The Charlotte store, located at The Shoppes at Ardrey Kell, is the first in a Harris Teeter pilot program to implement the Second Nature Compact Chiller (SNCC) technology developed by Hill Phoenix.
Over the last couple of years, as part of ongoing discussions about refrigerant management, Michal Shepard, director of energy for Harris Teeter, sought a compact refrigeration technology that would reduce the initial refrigerant charge and the potential for leaks over the life of the equipment.
According to Shepard, “We asked Hill Phoenix to look at secondary refrigeration in a new way. Could they find or produce a refrigeration system that would simplify the typical secondary systems? Could they produce these systems as self-contained modules with small charges, no oil systems, and simplified controls that could be stacked together to give us the refrigeration rack-style efficiencies we have today?
“We also wanted as close to a nonfield-serviceable unit as possible.”

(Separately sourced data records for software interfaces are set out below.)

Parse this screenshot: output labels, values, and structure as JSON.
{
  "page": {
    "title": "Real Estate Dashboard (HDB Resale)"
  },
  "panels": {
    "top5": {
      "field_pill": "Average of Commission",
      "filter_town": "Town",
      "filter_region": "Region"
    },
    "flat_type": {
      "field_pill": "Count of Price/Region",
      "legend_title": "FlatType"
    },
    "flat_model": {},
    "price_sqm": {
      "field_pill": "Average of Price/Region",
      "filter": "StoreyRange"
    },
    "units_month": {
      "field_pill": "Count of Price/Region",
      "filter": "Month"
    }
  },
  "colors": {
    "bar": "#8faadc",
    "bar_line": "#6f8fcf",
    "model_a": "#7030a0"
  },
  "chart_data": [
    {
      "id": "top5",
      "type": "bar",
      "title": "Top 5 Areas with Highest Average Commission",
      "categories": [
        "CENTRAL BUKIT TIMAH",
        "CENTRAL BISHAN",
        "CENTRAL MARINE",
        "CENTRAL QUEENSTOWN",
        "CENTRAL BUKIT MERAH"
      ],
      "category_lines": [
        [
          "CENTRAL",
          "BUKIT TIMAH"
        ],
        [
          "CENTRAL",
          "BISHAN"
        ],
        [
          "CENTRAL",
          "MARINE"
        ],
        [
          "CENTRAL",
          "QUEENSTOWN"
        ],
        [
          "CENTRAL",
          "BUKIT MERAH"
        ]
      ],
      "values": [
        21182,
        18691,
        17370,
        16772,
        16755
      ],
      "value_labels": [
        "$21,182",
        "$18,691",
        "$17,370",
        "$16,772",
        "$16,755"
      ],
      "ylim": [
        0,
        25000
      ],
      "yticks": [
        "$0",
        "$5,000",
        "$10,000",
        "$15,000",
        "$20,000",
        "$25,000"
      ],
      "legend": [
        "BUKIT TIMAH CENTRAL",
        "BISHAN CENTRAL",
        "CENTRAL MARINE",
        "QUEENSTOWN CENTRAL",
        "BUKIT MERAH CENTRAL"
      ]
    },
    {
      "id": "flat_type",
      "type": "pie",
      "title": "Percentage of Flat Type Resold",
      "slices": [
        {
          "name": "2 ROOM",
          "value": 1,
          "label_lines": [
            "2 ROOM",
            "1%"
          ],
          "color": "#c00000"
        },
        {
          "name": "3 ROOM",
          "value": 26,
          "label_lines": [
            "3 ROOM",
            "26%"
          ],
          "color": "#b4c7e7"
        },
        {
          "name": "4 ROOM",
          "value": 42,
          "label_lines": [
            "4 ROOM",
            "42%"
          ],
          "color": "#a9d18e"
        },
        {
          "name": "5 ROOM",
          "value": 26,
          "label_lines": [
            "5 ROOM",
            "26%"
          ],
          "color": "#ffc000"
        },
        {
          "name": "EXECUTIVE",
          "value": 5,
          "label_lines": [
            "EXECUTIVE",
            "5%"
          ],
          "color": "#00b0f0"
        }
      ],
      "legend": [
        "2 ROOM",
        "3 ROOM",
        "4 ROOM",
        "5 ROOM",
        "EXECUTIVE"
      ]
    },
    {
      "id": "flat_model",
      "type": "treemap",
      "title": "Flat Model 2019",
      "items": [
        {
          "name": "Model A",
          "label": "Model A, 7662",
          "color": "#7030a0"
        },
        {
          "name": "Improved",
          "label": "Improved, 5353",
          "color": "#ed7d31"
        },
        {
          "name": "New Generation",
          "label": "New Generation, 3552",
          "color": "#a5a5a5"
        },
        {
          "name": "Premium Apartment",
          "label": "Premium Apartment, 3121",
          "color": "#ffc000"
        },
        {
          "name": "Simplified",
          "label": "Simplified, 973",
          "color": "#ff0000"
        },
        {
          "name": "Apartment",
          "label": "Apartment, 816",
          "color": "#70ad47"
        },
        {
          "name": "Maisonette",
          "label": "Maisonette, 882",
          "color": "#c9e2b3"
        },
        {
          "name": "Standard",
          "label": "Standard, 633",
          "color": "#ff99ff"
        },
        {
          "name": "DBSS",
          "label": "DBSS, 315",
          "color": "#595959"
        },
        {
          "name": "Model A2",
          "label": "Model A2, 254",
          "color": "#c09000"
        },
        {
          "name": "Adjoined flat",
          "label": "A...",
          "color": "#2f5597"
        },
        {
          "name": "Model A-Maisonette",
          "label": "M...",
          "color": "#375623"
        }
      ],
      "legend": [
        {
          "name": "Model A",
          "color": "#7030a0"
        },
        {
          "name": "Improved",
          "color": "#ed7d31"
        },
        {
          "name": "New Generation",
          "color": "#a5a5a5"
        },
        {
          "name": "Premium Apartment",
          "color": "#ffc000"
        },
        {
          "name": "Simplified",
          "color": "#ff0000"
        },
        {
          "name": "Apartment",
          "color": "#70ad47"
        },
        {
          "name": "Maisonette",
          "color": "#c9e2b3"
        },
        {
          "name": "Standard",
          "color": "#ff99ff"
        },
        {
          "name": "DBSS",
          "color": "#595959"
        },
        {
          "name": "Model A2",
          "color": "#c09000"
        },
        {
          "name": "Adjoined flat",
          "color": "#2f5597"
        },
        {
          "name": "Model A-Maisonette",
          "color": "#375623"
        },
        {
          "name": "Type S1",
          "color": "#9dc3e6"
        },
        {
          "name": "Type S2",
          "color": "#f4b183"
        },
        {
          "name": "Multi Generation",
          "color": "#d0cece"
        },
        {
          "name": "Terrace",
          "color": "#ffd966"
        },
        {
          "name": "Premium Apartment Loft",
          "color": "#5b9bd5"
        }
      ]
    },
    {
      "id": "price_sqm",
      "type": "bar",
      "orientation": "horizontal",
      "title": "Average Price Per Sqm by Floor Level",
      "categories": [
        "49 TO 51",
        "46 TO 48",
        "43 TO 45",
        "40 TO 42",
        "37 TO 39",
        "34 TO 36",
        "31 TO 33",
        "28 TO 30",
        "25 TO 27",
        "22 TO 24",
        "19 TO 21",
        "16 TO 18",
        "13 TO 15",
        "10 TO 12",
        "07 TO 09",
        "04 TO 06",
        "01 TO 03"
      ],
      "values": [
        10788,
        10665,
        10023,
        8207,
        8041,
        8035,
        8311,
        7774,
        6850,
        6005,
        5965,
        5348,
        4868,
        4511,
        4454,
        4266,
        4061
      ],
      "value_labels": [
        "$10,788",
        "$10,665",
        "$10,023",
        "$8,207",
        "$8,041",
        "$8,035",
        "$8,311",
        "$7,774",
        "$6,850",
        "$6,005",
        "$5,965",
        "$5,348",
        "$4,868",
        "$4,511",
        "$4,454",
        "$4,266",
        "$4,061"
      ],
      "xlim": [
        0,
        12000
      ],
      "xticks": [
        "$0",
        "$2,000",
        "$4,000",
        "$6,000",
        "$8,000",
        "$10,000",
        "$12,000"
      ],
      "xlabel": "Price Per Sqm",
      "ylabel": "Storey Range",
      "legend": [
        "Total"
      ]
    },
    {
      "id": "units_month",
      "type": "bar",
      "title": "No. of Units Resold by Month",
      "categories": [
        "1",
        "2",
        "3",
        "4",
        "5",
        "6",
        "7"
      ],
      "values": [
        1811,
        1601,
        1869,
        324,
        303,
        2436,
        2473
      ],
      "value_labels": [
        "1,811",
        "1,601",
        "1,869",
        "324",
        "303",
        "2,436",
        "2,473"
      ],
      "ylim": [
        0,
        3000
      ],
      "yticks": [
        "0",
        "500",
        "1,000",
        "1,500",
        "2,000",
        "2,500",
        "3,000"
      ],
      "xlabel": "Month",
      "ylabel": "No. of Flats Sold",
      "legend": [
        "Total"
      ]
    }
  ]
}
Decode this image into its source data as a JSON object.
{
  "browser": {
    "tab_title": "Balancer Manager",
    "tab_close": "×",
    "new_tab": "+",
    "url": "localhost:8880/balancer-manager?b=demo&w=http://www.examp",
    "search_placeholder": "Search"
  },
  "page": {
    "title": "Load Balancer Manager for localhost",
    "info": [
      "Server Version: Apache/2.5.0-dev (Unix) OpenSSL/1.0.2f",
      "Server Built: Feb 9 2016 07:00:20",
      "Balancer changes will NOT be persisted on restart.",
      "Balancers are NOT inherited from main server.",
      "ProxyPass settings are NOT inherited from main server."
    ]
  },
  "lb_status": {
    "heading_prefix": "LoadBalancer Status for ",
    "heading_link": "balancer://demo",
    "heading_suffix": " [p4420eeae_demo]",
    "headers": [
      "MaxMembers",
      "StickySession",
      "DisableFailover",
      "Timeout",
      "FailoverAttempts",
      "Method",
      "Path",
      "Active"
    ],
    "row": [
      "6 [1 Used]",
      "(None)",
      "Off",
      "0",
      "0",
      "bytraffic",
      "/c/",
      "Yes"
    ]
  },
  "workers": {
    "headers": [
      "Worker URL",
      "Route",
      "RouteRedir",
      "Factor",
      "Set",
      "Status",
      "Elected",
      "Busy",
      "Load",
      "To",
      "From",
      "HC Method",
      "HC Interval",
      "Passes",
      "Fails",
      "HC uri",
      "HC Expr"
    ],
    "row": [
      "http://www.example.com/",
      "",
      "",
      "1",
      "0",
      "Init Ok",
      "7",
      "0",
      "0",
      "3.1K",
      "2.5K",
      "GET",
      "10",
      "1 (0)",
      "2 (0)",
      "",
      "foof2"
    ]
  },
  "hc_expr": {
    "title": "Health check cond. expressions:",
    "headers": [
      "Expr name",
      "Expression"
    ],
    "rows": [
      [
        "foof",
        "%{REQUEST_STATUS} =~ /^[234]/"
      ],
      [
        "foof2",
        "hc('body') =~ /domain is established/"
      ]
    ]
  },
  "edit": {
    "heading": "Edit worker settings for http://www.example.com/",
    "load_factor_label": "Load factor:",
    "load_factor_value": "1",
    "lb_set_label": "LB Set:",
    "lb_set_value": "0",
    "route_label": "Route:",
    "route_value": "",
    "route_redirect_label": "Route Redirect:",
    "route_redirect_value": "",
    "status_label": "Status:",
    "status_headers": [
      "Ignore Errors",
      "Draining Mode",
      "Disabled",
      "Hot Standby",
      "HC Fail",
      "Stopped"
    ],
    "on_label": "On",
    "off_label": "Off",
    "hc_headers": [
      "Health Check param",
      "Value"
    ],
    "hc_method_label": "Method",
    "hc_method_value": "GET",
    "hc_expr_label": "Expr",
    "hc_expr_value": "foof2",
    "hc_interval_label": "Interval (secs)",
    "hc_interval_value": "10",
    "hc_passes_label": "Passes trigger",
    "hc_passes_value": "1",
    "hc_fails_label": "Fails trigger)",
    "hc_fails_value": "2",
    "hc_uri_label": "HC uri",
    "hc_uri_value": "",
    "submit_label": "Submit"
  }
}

“We searched all over the world and were able to find similar technology being utilized in Sweden,” said Brad Schwichtenberg, vice president of business development for the manufacturer.
“We contacted the inventor and worked with him to create our proprietary Second Nature Compact Chiller units.”
DIFFERENCESThe new technology is a bit different from the standard Second Nature medium-temperature secondary refrigeration systems.
The standard systems are air-cooled, parallel compressor systems connected to brazed plate heat exchangers that provide a chilled water and glycol mixture for cooling display cases and coolers.
The SNCC units have been designed to provide this same cooling effect by paralleling the hydronics side of the secondary system as opposed to the refrigeration side of the system. The units also use a water and glycol mixture as a condensing fluid for compressor heat rejection. This design allows a reduction in refrigerant charge. “The technology is simple,” said Schwichtenberg. “It’s like lining up several home refrigerators to make cold water.”
He noted that a unique feature of the design is the multichannel heat exchanger. The patented technology is actually three heat exchangers in one. One circuit is for cooling, another circuit is for condensing, and the third is a liquid subcooling circuit that also acts as a buffer between the cooling and condensing sections. In addition, the chiller units employ even-sized scroll compressors and are pre-charged.
REDUCTION OF CHARGESStandard Second Nature medium-temperature systems are said to be able to reduce refrigerant required by 50 to 75 percent by eliminating refrigerant in long runs to case circuits around the store. Cooling at the display cases and coolers is achieved utilizing a 35 percent glycol solution that is delivered via loop piping.
Because the medium-temperature secondary refrigerant is not under high pressure like a primary refrigeration direct expansion (DX) system, the Harris Teeter installation uses the Georg Fischer ABS plastic piping system instead of copper pipe.
Because the piping that contains HFC refrigerant for the SNCC units is measured in inches, the system is critically charged. The critical charge feature, combined with the new Hill Phoenix SmartValve™ electronic superheat management system, allows a charge of less than 8 pounds for a single unit, the company said. This further reduces refrigerant requirements and eliminates the need for excess amounts of refrigerant storage within the system that typically accommodates wide swings in ambient conditions.
Historically, a typical DX refrigeration installation (total low and medium temperature) at Harris Teeter required approximately 4,400 pounds of refrigerant. The Ardrey Kell installation requires approximately 1,200 pounds, the majority of which is utilized by the low-temperature systems. This is nearly a 73 percent reduction in total store refrigerant, officials said.
To break it down further, officials said, a medium-temperature system normally would require around 3,300 pounds of refrigerant. In the new store, the medium-temperature systems requires 100 pounds of refrigerant. The units were pre-charged at the factory.
If all goes according to plan with this first installation, a second installation will utilize Hill Phoenix Second Nature Compact Chiller units for both low- and medium-temperature applications. When this occurs, the total refrigerant reduction will be approximately 95 percent, it was reported.
LEAK ISSUESAs for leak potential, all refrigerant is confined to the machine room with SNCC units. As a result, leak potential is less than 1 percent, said Rick Rogers of Rogers Refrigeration, the installing contractor at the Harris Teeter store. He described the SNCC secondary coolant technology as the most effective way to reduce the amount of refrigerant in a supermarket to date.
LOWER MAINTENANCE COSTSAnother advantage of the units is lower refrigeration maintenance cost, the company said. By using plug-and-play product architecture, the maintenance cost is reduced because the units can be either worked on in a nonemergency environment or returned to the factory for service.
“There are no service ports on the refrigeration side. If there is ever a problem on the refrigeration side, units are simply replaced and returned to the factory,” Schwichtenberg said. Additionally, each unit has its own exclusive control system, which enables easier diagnostics, he said.
CASE CONSIDERATIONSThe new Harris Teeter store also employs Hill Phoenix Coolgenix™ dome cases for both meat and service seafood. The design of the cases accentuates the display of the product and extends product life, it was noted. The company said these were the first display cases designed for secondary coolant technology.
For more information, visit www.hillphoenix.com.